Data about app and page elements
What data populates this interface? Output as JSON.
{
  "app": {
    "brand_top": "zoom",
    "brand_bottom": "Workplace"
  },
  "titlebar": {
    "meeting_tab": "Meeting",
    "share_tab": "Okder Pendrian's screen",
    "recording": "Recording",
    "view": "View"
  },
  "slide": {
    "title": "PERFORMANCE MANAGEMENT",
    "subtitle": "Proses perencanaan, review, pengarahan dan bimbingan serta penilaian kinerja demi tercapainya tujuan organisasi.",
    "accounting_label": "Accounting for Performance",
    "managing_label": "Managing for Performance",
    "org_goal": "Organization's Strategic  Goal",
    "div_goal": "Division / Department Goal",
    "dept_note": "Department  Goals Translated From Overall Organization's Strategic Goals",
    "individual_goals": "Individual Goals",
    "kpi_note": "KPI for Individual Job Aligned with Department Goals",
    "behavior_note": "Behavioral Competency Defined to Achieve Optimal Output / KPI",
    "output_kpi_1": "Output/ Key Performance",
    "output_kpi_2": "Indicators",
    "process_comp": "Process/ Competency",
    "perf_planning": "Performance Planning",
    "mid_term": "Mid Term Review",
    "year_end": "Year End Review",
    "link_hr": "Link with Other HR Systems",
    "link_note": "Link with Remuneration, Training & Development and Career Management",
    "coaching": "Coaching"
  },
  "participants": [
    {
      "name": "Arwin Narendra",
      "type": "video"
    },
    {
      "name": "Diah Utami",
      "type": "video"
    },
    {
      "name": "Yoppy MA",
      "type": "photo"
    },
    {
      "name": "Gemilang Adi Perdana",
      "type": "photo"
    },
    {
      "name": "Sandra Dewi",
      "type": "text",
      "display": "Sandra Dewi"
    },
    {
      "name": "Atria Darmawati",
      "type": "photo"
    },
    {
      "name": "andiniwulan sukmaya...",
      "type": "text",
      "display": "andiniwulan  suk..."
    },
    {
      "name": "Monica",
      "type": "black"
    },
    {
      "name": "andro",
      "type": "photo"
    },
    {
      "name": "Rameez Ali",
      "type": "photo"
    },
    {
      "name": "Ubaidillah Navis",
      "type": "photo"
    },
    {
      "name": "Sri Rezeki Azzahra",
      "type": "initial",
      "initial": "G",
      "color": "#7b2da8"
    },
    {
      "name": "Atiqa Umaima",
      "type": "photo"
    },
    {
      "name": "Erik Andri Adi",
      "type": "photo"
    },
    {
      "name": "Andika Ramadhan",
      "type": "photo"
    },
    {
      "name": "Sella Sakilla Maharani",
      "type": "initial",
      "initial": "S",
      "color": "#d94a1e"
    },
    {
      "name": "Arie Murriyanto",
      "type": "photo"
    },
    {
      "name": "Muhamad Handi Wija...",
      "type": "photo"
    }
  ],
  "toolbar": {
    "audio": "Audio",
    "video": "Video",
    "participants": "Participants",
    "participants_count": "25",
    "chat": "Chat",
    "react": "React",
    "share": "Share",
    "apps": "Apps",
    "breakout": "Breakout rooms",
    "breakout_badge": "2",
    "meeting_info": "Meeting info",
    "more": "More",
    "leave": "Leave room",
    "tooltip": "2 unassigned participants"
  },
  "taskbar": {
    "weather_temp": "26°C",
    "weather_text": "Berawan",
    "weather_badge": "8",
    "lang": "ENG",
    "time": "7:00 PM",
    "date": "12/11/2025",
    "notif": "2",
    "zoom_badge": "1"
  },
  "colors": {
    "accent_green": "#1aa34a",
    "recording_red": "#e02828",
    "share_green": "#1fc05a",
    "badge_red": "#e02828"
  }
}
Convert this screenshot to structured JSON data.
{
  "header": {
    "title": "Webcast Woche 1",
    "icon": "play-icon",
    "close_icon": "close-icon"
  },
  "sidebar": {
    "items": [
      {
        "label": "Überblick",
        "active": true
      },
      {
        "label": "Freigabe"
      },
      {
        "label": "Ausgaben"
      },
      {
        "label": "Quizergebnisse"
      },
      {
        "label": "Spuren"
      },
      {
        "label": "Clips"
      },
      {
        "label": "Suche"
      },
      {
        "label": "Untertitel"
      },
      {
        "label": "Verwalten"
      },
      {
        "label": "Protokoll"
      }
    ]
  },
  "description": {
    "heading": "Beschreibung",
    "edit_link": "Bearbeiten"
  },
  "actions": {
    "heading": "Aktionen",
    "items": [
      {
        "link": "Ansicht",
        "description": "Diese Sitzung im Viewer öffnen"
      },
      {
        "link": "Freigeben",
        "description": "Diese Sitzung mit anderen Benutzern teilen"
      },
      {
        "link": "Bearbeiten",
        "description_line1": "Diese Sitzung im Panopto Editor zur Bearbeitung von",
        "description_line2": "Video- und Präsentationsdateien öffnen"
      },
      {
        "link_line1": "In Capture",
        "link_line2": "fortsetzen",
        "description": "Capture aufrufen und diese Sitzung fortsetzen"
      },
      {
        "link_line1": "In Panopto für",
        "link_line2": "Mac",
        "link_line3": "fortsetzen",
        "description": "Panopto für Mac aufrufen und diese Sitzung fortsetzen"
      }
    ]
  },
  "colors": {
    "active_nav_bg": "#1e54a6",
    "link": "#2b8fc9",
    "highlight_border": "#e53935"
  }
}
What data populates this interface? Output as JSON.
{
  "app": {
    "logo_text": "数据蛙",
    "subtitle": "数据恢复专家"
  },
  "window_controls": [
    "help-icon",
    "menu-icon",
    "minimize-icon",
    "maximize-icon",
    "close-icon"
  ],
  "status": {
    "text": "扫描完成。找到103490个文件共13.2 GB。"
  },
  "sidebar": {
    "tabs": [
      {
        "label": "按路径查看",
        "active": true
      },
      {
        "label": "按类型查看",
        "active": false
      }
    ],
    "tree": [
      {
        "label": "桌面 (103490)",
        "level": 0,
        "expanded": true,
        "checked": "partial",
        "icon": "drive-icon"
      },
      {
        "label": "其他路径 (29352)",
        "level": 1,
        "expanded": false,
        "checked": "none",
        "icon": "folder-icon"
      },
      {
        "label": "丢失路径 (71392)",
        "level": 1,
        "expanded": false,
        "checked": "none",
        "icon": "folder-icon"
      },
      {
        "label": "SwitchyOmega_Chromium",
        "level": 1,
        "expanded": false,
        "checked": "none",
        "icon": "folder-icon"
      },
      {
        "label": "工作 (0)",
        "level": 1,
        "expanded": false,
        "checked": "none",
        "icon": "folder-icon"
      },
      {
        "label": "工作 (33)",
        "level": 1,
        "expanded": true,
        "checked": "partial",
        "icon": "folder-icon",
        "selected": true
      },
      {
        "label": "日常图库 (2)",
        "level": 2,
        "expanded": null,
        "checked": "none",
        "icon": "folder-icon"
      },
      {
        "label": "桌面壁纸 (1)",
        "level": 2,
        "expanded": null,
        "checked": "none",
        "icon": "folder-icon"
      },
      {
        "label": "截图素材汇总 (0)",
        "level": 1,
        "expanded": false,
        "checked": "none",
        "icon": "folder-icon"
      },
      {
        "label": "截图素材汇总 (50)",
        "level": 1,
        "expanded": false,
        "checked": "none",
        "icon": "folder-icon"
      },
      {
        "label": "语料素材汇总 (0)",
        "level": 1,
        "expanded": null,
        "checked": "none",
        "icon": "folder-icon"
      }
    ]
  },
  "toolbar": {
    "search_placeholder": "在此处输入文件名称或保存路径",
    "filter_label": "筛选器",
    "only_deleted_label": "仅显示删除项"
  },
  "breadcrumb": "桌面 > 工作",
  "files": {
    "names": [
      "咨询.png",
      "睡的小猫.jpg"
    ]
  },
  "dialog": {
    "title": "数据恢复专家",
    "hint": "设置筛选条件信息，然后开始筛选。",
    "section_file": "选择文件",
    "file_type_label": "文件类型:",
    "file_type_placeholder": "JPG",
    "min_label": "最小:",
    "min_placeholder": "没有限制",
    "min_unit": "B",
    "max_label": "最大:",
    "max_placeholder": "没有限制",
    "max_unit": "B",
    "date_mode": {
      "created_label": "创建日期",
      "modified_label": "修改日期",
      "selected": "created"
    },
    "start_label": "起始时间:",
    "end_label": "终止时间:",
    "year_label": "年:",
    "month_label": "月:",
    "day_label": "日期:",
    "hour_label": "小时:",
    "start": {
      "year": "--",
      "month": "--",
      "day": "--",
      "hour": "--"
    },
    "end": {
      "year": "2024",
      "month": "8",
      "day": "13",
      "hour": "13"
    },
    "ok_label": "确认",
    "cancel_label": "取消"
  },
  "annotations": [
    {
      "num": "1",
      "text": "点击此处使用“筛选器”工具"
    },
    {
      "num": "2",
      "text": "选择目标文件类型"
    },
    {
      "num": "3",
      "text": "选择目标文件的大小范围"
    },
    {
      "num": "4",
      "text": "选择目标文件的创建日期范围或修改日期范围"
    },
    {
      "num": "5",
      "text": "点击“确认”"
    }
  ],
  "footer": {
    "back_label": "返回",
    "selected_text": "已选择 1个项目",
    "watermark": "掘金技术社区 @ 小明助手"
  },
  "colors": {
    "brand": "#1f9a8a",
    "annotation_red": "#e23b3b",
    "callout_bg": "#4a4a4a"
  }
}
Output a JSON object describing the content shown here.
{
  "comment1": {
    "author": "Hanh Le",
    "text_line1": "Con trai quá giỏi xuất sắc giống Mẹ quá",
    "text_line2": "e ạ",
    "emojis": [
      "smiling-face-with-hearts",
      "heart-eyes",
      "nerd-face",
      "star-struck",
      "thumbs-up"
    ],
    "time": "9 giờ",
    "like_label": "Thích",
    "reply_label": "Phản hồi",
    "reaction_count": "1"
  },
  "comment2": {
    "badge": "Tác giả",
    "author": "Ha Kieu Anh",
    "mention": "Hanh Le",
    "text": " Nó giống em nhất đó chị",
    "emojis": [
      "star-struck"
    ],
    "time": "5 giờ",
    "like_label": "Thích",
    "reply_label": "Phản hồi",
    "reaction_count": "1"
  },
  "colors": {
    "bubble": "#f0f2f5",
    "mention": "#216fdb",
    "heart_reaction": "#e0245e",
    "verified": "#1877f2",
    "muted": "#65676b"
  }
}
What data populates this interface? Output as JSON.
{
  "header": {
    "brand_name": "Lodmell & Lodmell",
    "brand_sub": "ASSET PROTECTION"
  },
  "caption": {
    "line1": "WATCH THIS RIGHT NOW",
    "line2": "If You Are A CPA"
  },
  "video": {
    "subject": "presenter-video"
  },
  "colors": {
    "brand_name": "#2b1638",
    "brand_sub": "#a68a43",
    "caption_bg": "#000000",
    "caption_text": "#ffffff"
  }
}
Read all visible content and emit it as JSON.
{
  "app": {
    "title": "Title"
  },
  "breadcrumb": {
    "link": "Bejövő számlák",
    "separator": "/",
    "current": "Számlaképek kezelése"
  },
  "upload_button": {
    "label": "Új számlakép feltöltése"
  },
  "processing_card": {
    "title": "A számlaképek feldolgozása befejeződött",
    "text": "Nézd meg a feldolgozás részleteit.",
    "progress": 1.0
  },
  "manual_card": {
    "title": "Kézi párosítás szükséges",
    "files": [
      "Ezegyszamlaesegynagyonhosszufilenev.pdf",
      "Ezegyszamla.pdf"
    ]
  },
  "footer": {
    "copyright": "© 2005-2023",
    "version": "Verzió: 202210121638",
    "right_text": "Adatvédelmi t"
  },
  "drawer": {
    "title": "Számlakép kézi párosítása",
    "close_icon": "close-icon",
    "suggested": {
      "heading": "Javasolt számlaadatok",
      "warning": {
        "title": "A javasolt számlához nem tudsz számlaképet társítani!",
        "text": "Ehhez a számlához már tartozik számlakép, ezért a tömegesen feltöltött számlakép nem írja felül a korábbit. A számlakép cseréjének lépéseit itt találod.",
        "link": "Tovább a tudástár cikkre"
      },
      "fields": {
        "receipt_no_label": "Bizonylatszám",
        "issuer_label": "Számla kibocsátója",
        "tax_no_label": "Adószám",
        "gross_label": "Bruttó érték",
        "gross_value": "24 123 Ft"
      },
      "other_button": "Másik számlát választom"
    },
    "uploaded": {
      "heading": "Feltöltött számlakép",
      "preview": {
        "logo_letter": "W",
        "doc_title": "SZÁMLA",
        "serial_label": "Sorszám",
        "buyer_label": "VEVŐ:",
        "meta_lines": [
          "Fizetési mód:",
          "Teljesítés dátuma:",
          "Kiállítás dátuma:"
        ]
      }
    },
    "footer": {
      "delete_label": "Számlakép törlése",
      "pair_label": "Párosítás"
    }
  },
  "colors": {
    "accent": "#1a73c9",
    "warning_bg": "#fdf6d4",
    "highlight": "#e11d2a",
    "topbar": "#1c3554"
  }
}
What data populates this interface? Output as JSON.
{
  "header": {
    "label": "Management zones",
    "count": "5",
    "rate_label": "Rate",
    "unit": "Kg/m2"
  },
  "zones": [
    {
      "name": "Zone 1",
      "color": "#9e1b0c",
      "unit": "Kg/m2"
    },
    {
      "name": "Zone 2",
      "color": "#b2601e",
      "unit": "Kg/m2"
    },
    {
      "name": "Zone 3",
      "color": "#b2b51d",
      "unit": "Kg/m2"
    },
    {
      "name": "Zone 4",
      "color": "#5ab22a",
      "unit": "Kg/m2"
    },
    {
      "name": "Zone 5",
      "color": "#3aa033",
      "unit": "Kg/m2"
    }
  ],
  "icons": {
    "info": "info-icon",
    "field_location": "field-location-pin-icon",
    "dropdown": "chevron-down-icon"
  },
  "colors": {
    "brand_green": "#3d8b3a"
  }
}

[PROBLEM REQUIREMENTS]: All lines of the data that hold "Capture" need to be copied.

[RESULT]:
        "link_line1": "In Capture",
        "description": "Capture aufrufen und diese Sitzung fortsetzen"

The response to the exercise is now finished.